So now it is the right time to read the contract. Okay, there is a sandlot in the form of W × H rectangle and you have to place some garages there. Garages are w × h rectangles and their edges must be parallel to the corresponding edges of the sandlot (you may not rotate garages, even by 90◦). The coordinates of garages may be non-integer.
You know that the economy must be economical, so you decided to place as few garages as possible. Unfortunately, there is an opposite requirement in the contract: placing maximum possible number of garages.
Now let’s see how these requirements are checked. . . The plan is accepted if it is impossible to add a new garage without moving the other garages (the new garage must also have edges parallel to corresponding sandlot edges).
Time is money, find the minimal number of garages that must be ordered, so that you can place them on the sandlot and there is no place for an extra garage.
The only line contains four integers: W, H, w, h — dimensions of sandlot and garage in meters. You may assume that 1 ≤ w ≤ W ≤ 30 000 and 1 ≤ h ≤ H ≤ 30 000.
Output the optimal number of garages.
11 4 3 2
10 8 3 4
15 7 4 2
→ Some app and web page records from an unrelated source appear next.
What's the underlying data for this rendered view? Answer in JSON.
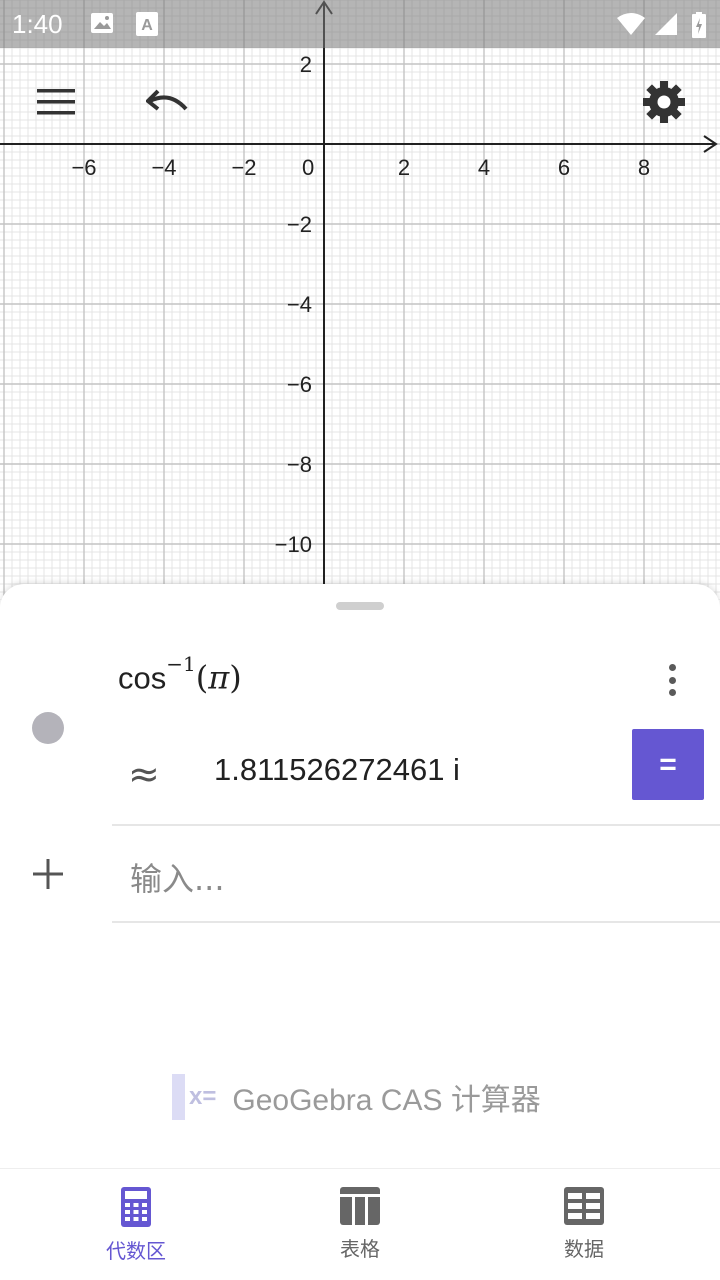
{
  "status_bar": {
    "time": "1:40",
    "icons": [
      "image-icon",
      "font-icon",
      "wifi-icon",
      "signal-icon",
      "battery-charging-icon"
    ]
  },
  "toolbar": {
    "menu_icon": "hamburger-menu-icon",
    "undo_icon": "undo-icon",
    "settings_icon": "gear-icon"
  },
  "graph": {
    "x_ticks": [
      "−6",
      "−4",
      "−2",
      "0",
      "2",
      "4",
      "6",
      "8"
    ],
    "y_ticks": [
      "2",
      "−2",
      "−4",
      "−6",
      "−8",
      "−10"
    ]
  },
  "algebra": {
    "entries": [
      {
        "input_fn": "cos",
        "input_exp": "−1",
        "input_arg_open": "(",
        "input_arg": "π",
        "input_arg_close": ")",
        "approx_symbol": "≈",
        "result": "1.811526272461 i",
        "eq_button_label": "="
      }
    ],
    "input_placeholder": "输入...",
    "brand_icon_text": "x=",
    "brand_text": "GeoGebra CAS 计算器"
  },
  "colors": {
    "accent": "#6557d2",
    "grid_minor": "#e4e4e4",
    "grid_major": "#c4c4c4",
    "axis": "#222222"
  },
  "bottom_nav": {
    "items": [
      {
        "label": "代数区",
        "icon": "calculator-icon",
        "active": true
      },
      {
        "label": "表格",
        "icon": "table-icon",
        "active": false
      },
      {
        "label": "数据",
        "icon": "spreadsheet-icon",
        "active": false
      }
    ]
  }
}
The plan on the first picture is accepted and optimal for the first example. Note that a rotated (2 × 3) garage could be placed on the sandlot, but it is prohibited by the contract.